During our travels in the city, we took a wrong turn and ended up in an area that block after block for miles and miles was below abject poverty. It was horrific. My husband reminded me that there wasn’t a single chain grocery store in Detroit and in this 10 mile stretch, there was barely a corner store, found most frequently in inner-cities. I was shocked as Joe explained what I knew in my heart but had never witnessed like this – not even in South Central LA, “it’s expensive being poor.” How do the people living in these areas get milk, bread, or much less, produce? There was literally NO access to commodities for many, many, miles. There were no drug stores, no community centers, no police, no auto stores, no fast food, no liquor stores. Block after block, mile after mile on this main road, just boarded up old buildings, it was gut-wrenching to think children lived there.
I saw a woman walking with presumably her child, a little girl about eight, towing a hello kitty suitcase behind her and my thoughts immediately ran to “Do they have a home? What if all they have is in that suitcase? Why isn’t the child in school?” About an hour later, in a different part of town by Joe’s grandmother’s cemetery, we saw them again, still walking, and the little girl waved to me. That will stay with me. I’ll be praying for them tonight. For the little girl’s safety, education and security – for her to hold hope in her heart – and ask the same from you.

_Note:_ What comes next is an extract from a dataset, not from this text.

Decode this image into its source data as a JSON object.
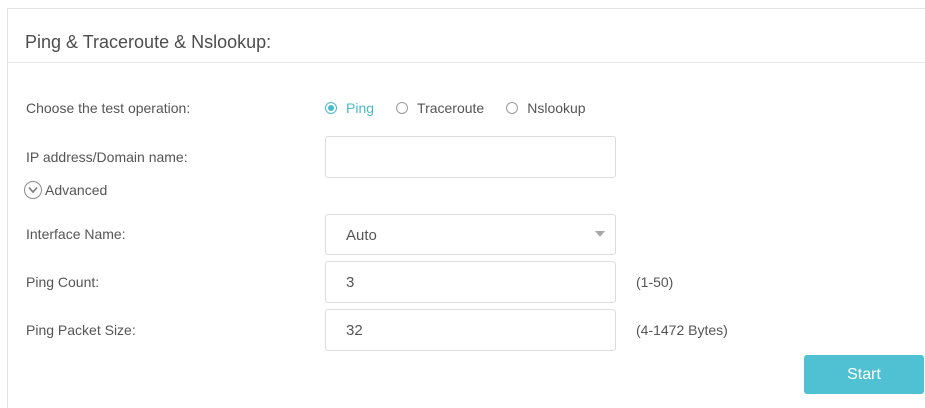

We also made our way to the old Packard Plant, named after the famous car of yesteryear, the elegant Packard. Blocks and blocks of bombed out buildings, some burned, some still standing, roofs caving in and total devastation. There’s a redevelopment effort going on for this area as well, and I’m looking forward to what it looks like in ten years.
I’m leaving Detroit with happiness in my heart. We were able to spend time with Joe’s mom, Lori, and her husband Tom and I cherished watching the kids connect with their grandparents. We also spent time at the cemetery introducing Graydon, Hale and Reed to their great-grandmother and grandfather. I’m also leaving Detroit with a renewed appreciation and understanding for economic disparity, revitalization, poverty, education, race relations AND a huge love for the city. My husbands hometown is cool – it’s making a comeback – and I can’t wait to visit in the coming years. Hope you enjoy the video.
#HelloDetroit #VisitDetroit #Detroit